Iran’s media still speaks of trade relations with the EU. However, Iran’s Tasnim media included the remarks of Rouhani in full, in which he said the UK had created insecurity by intercepting the Iranian ship. Again, it’s not clear why Iran warns of consequences after launching an attempted raid.
The Telegraph reported on July 9 that the British oil tanker British Heritage was “sheltering off the coast of Saudi Arabia amid fears it will be seized by Iran in a tit-for-tat response.” A day later, the report came true as the same ship, British Heritage, was crossing through the Strait of Hormuz and was “approached by five armed IRGC boats.” The Iranians ordered the ship to stop, reports say. A US aircraft monitored the ship from above while the HMS Montrose “aimed its guns on the Iranians and warned them to move away,” according to The Telegraph.
The IRGC isn’t stupid – they could see the Royal Navy frigate. Iran has shown that it monitors US flights out of Gulf countries, including drones. It has radar and other sophisticated equipment. So why would it seek to stop the tanker with the frigate nearby?
The presence of the tanker wasn’t a secret, as media reported it hours before the incident took place. The IRGC was saying “we know your warship is here and we will do this anyway under your noses.” Just to show how brazen Iran can be. To show they are true to their word, choreographing this incident so that they will withdraw, but show they tried.

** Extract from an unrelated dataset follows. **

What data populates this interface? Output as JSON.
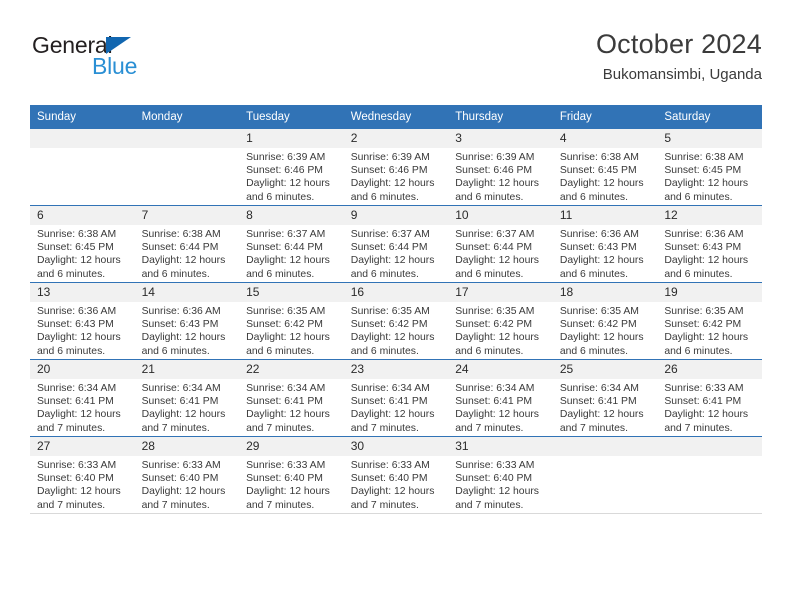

Did Iran think the Royal Navy would back down? In 2007, Iran kidnapped 15 Royal Navy sailors and held them for almost two weeks. In 2004, Iran also seized six Royal Marines and two British Navy sailors for three days. Five British sailors were also detained in 2009. Those incidents involved Iranian fast boats, but not at attempt to seize a prize as large as a tanker, an act that looks more like piracy in the eyes of international law and the law of the seas.
Iran is brazen. If the reports are accurate, its attempt to harass the tanker was done openly and done with full knowledge of the presence of the British navy to test the UK’s response, and also to see if the US is serious about its international coalition.